[Opening SUPPLIED INFORMATION section]
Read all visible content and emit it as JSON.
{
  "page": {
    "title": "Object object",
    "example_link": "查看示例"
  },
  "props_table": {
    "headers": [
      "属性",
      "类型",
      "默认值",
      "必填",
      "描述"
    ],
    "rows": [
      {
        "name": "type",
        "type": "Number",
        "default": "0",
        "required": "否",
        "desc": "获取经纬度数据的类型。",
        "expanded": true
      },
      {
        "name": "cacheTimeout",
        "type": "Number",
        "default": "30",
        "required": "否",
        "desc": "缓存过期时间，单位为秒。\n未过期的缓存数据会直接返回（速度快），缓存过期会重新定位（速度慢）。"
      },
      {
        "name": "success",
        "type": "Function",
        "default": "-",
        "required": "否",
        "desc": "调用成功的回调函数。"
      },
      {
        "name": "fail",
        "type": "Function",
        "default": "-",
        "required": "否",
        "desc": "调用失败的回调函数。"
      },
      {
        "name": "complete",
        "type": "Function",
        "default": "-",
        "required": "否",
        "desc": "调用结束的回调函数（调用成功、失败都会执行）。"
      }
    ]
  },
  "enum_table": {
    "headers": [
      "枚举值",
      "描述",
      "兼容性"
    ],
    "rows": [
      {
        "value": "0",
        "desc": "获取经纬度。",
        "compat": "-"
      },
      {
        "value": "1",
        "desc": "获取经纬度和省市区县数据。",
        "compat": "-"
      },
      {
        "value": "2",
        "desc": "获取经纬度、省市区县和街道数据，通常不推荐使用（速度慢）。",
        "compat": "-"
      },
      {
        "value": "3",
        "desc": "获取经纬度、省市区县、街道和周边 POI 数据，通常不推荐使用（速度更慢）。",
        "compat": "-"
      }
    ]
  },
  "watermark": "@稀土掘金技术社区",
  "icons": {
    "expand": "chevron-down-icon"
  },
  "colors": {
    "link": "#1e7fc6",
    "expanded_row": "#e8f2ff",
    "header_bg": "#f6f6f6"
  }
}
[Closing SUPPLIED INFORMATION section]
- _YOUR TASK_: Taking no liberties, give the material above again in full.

- _RESPONSE TO THIS EXERCISE_:
Read all visible content and emit it as JSON.
{
  "page": {
    "title": "Object object",
    "example_link": "查看示例"
  },
  "props_table": {
    "headers": [
      "属性",
      "类型",
      "默认值",
      "必填",
      "描述"
    ],
    "rows": [
      {
        "name": "type",
        "type": "Number",
        "default": "0",
        "required": "否",
        "desc": "获取经纬度数据的类型。",
        "expanded": true
      },
      {
        "name": "cacheTimeout",
        "type": "Number",
        "default": "30",
        "required": "否",
        "desc": "缓存过期时间，单位为秒。\n未过期的缓存数据会直接返回（速度快），缓存过期会重新定位（速度慢）。"
      },
      {
        "name": "success",
        "type": "Function",
        "default": "-",
        "required": "否",
        "desc": "调用成功的回调函数。"
      },
      {
        "name": "fail",
        "type": "Function",
        "default": "-",
        "required": "否",
        "desc": "调用失败的回调函数。"
      },
      {
        "name": "complete",
        "type": "Function",
        "default": "-",
        "required": "否",
        "desc": "调用结束的回调函数（调用成功、失败都会执行）。"
      }
    ]
  },
  "enum_table": {
    "headers": [
      "枚举值",
      "描述",
      "兼容性"
    ],
    "rows": [
      {
        "value": "0",
        "desc": "获取经纬度。",
        "compat": "-"
      },
      {
        "value": "1",
        "desc": "获取经纬度和省市区县数据。",
        "compat": "-"
      },
      {
        "value": "2",
        "desc": "获取经纬度、省市区县和街道数据，通常不推荐使用（速度慢）。",
        "compat": "-"
      },
      {
        "value": "3",
        "desc": "获取经纬度、省市区县、街道和周边 POI 数据，通常不推荐使用（速度更慢）。",
        "compat": "-"
      }
    ]
  },
  "watermark": "@稀土掘金技术社区",
  "icons": {
    "expand": "chevron-down-icon"
  },
  "colors": {
    "link": "#1e7fc6",
    "expanded_row": "#e8f2ff",
    "header_bg": "#f6f6f6"
  }
}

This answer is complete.